Several studies report the bioaccumulation potential of silver in fish after exposure to ionic silver. The key study selected for this endpoint is Baudin et al. (1993) in which carp were exposed to approximately 0.2 µg Ag/L for a six-week period. A steady state concentration in fish was achieved after 30 days and a BCF value of 70 was calculated for the whole fish on a wet weight basis. Various other bioaccumulation studies in fish are available, including Garnier et al. (1990), Webb et al. (2002), Galvez et al. (2002), Scown et al. (2010) and Zarco-Fernandez et al. (2018).

Galvez (2002) exposed juvenile rainbow trout Oncorhynchus mykiss to a two day radioactive pulse of 110mAg at 11.9 µg/L followed by a 19 day post-tracer exposure to non-radioactive Ag(l). A whole body BCF of 2.5 was reported after days one and eight. Garnier et al. (1990) reported a whole body BCF of 2.7 for brown trout Salmo trutta fingerlings over 57 days. In both studies, the greatest accumulation was observed in the liver.

Webb et al. (2000) report BCF for a range of marine species based on studies employing OECD guideline 305. The data available for most of the species was not fully reported and did not provide sufficient information for assessment. The steady state BCF for silver in the liver of Oligocuttus maculosus was calculated using data presented within the study to be 9.2 - 15.1 L/Kg at a salinity of 30 ppt (normal seawater) and 44.3 to 79.4 L/Kg at a salinity of 18 ppt.

Bioaccumulation in aquatic organisms: Bioaccumulation in aquatic invertebrates

Whilst bioaccumulation in fish drives the assessment of bioaccumulation under REACH, several studies that describe the relative bioaccumulation potential of silver from ionic silver exposures in aquatic invertebrates are available.

According to the CLP guidance, high-quality data on the BCF value for invertebrate species may be used if there is no BCF value for fish species. An invertebrate (mussel, oyster or scallop) BCF can be used as a worst-case (conservative) value for fish, while BCF for algae should not be used (ECHA, 2017). Reliable bioaccumulation data are available for bivalves, crustaceans, gastropods and one echinoderm species, showing a wide range in bioaccumulation factors (2.5 to 27500 L/kg ww). There is no clear trend in the data:

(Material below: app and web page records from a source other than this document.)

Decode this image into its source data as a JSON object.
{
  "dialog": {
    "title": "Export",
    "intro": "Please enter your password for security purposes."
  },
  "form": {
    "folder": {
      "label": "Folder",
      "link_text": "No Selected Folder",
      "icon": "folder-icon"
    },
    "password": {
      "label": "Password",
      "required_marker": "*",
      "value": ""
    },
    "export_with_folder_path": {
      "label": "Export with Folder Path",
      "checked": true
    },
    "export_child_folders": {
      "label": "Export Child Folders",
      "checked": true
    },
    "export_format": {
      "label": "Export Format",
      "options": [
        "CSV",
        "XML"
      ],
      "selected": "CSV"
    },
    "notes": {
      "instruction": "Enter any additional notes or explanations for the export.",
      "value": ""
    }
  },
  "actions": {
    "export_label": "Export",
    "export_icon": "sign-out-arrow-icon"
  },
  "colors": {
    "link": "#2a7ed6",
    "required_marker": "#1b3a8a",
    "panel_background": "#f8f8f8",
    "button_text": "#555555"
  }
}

- BCF values above 500 L/kg ww are only observed for Daphnia magna (1520-3600 L/kg ww), the marine bivalve Gafrarium tumidum (±7500 L/kg ww) and freshwater and marine gastropod species (570-27500 L/kg ww).

- results for 2 freshwater and 2 marine bivalves, marine crustacea and the echinoderm Paracentrotus lividus all show BCF values below 500 L/kg ww.